Peters JF, Tozzi A, Ramanna S, Inan E. 2017. The human brain from above: an increase in complexity from environmental stimuli to abstractions. Cognitive Neurodynamics,11(4), 391–394. DOI: 10.1007/s11571-017-9428-2.
Contrary to common belief, the brain appears to increase the complexity from the perceived object to the idea of it. Topological models predict indeed that: a) increases in anatomical/functional dimensions and symmetries occur in the transitionfrom the environment to the higher activities of the brain, and b) informational entropy in the primary sensory areas is lower than in the higher associative ones. To demonstrate this novel hypothesis, we introduce a straightforward approach to measuring island information levels in fMRI neuroimages, via Rényi entropy derived from tessellated fMRI images. This approach facilitates objective detection of entropy and corresponding information levels in zones of fMRI images generally not taken into account. We found that the Rényi entropy is higher in associative cortices than in the visual primary ones. This suggests that the brain lies in dimensions higher than the environment and that it does not concentrate, but rather dilutes messages coming from external inputs. PDF See also this movie
Rènyi entropy & nervous shadows: when a 2D shadow encompasses more information that the corresponding 3D object
Tozzi A. 2015. Neural code & power laws. SCTPLS Newsletter, April, 7-10.

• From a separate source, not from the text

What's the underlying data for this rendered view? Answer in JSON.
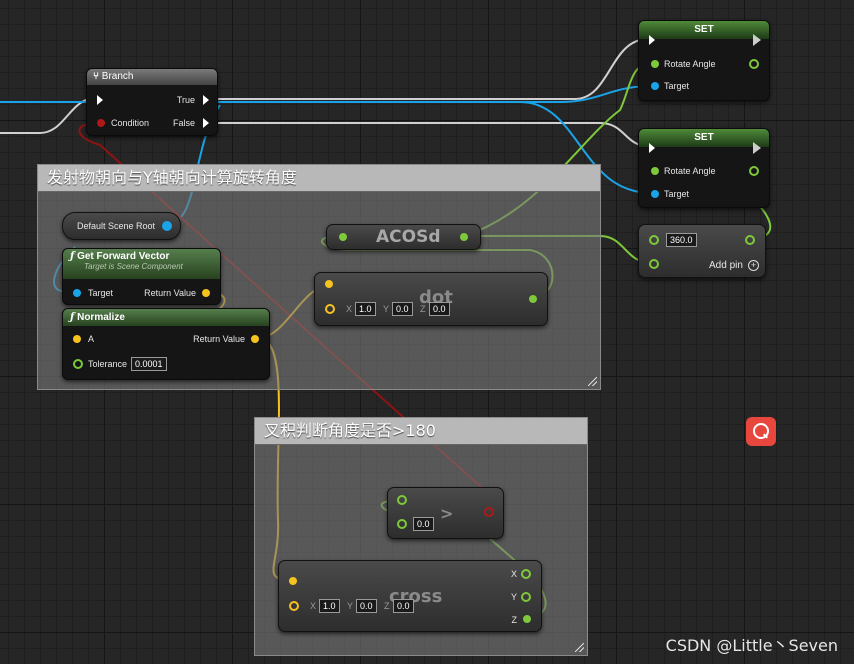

A two-dimensional shadow may encompass more information than its corresponding three-dimensional object. Indeed, if we rotate the object, we achieve a pool of observed shadows from different angulations, gradients, shapes and variable length contours that make it possible for us to increase our available information. Starting from this simple observation, we show how informational entropies might turn out to be useful in the evaluation of scale-free dynamics in the brain. Indeed, brain activity exhibits a scale-free distribution that leads to the variations in the power law exponent typical of different functional neurophysiological states. Here we show that modifications in scaling slope are associated with variations in Rényi entropy, a generalization of Shannon informational entropy. From a three-dimensional object’s perspective, by changing its orientation (standing for the cortical scale-free exponent), we detect different two-dimensional shadows from different perception angles (standing for Rènyi entropy in different brain areas). We show how, starting from known values of Rènyi entropy (easily detectable in brain fMRIs or EEG traces), it is feasible to calculate the scaling slope in a given moment and in a given brain area. Because changes in scale-free cortical dynamics modify brain activity, this issue points towards novel approaches to mind reading and description of the forces required for transcranial stimulation. PDF